[i] Roland Barthes, Camera Lucida: Reflections on Photography, trans. Richard Howard (London: Fontana, 1984), 89.
[ii] This is obviously not the case with audio-visual material recorded analogically or digitally on video. Only one of the films I shall go on to consider in my essay was recorded on video rather than on film.
[iii] See for example Christian Metz, “Photography and Fetish,” in The Critical Image: Essays on Contemporary Photography, ed. Carol Squiers (London: Laurence and Wishart, 1990, 1991), 155.
[iv] “[F]ilm is less a succession of photographs than, to a large extent, a destruction of the photograph, or more exactly of the photograph’s power and action.” Ibid., 159.
[v] See Barthes, Camera Lucida; Peter Wollen, “Fire and Ice,” Photographies 4 (1984); Metz, “Photography and Fetish”; Raymond Bellour, “The Film Stilled,” Camera Obscura 24 (1990).
[vi] Bellour’s article does consider aspects of the freeze-frame at length. In particular, he asks: “what happens to film when the snapshot becomes both the pose and the pause of film?” Ibid., 105.
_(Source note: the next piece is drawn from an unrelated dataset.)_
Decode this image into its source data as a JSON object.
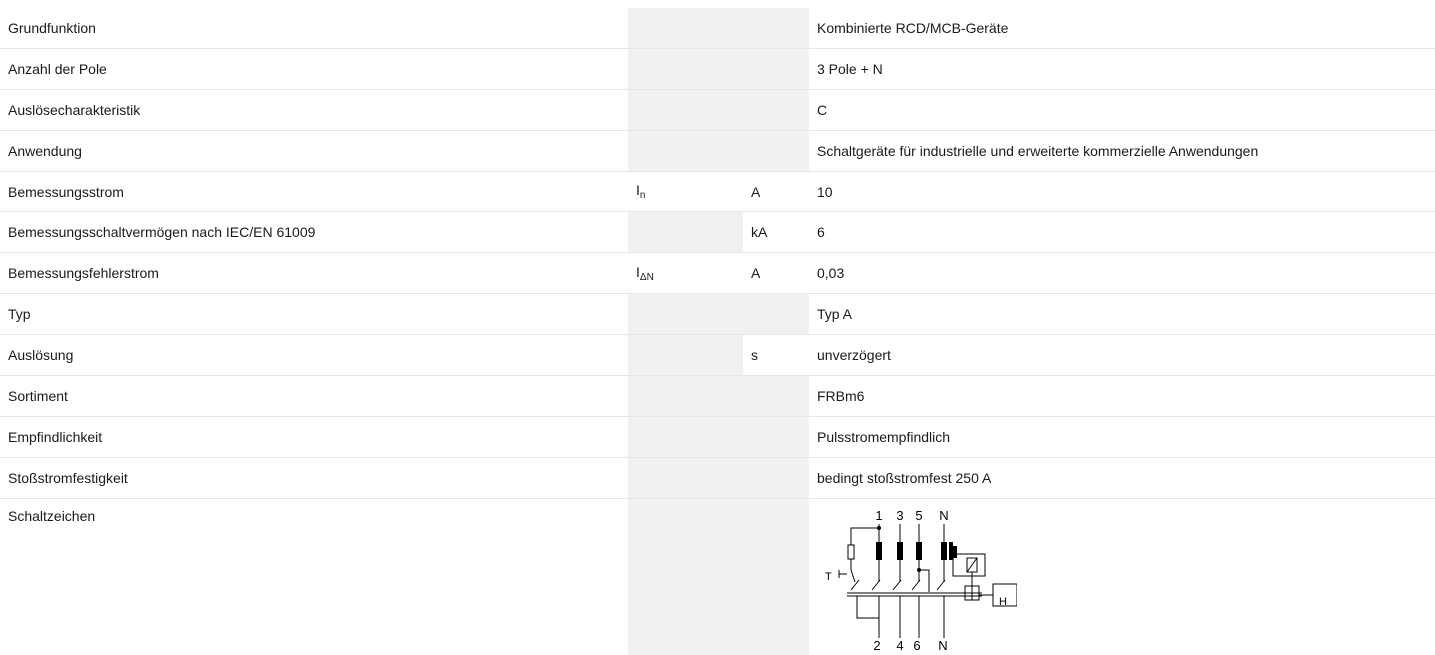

[vii] This essay is one of a continuing series of mine on Argentine cinema of this period. See also “Camera Solidaria,” Screen 38: 4 (1997): 311-28; “Giving up Ghosts: Eliseo Subiela’s Hombre mirando al sudeste and No te mueras sin decirme a dónde vas,” in Changing Reels: Latin American Cinema against the Odds, ed. Rob Rix and Roberto Rodríguez-Saona (Leeds: Leeds Iberian Papers, 1997), 89-120; “Gender, Genre and the Social Imaginary in some Films from Argentina’s ‘Cinema of Redemocratization’ (1983-1993),” in Cinema and Ideology, ed. Eamonn Rodgers (Glasgow: Strathclyde Modern Language Studies, 1996), 17-33.